are inspiring. And used on a canvas with fluid brush strokes they become
a language for Vikum Bandara. In vivid shades muted with whites and
greys, he uses colours to express his views on topical issues, telling a
story in his own inimitable style that is all about colour, composition
Supporting his thinking that modern art prevails over the field of
contemporary art, as it has no conventional barriers that allow artists
to be free to express themselves, he says, "I am fond of this style and
admire it because it enables me to express complex social issues freely
on canvas." Abstract art permits Bandara to explore modern, complex
He says, "I use abstract art to express my complex inner feelings.
Through abstract art forms I express complex political, economic and
social issues freely on the canvas. I don't like to limit myself to
conventional artistic barriers. So I always reject conventional figures
and landscapes and select abstract forms to express my complex ideas
freely on canvas."
Bandara who completed his Advanced Level at Ananda Maithree National
School, Balangoda and is currently working as an art teacher in Colombo,
admits his techniques are inspired by the simple yet powerful works of
Mark Rothko, Jean Michel Basquiat and Georges Braque. He was introduced
to their styles during his days at the University Visual and Performing
Arts where he studied for his degree in painting.
Interested in classical music and drama, Bandara says he uses
acrylics and oils to create his paintings, but also experiments with
other materials for texturing in order to bring out the meaning in his
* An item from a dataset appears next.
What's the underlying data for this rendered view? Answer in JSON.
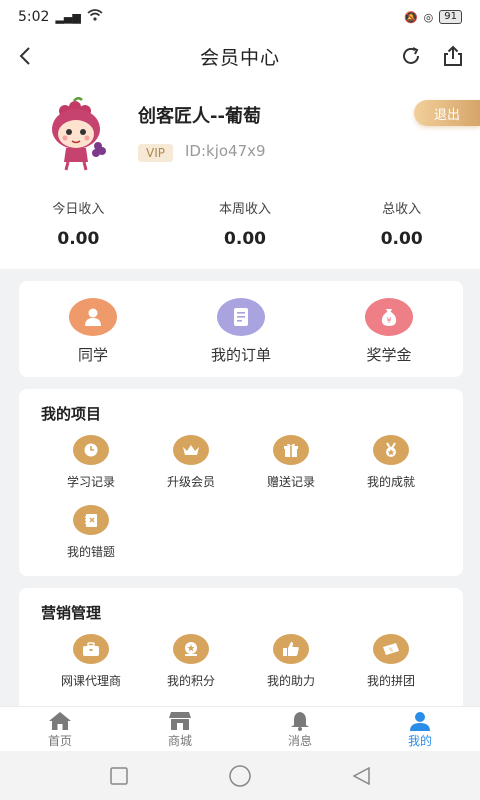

paintings. He works again and again on the canvas to achieve his
ultimate goal in painting and says, "Sometimes when I work freely with
colours, unexpected results emerge on the canvas. I let them remain and
I add to it to enhance and enrich the painting. After completing the
paintings, I feel the colours of the earth, sky and trees echoing in the
painting. So it has a natural look in an abstract form."
(Pictures provided by Vikum Bandara)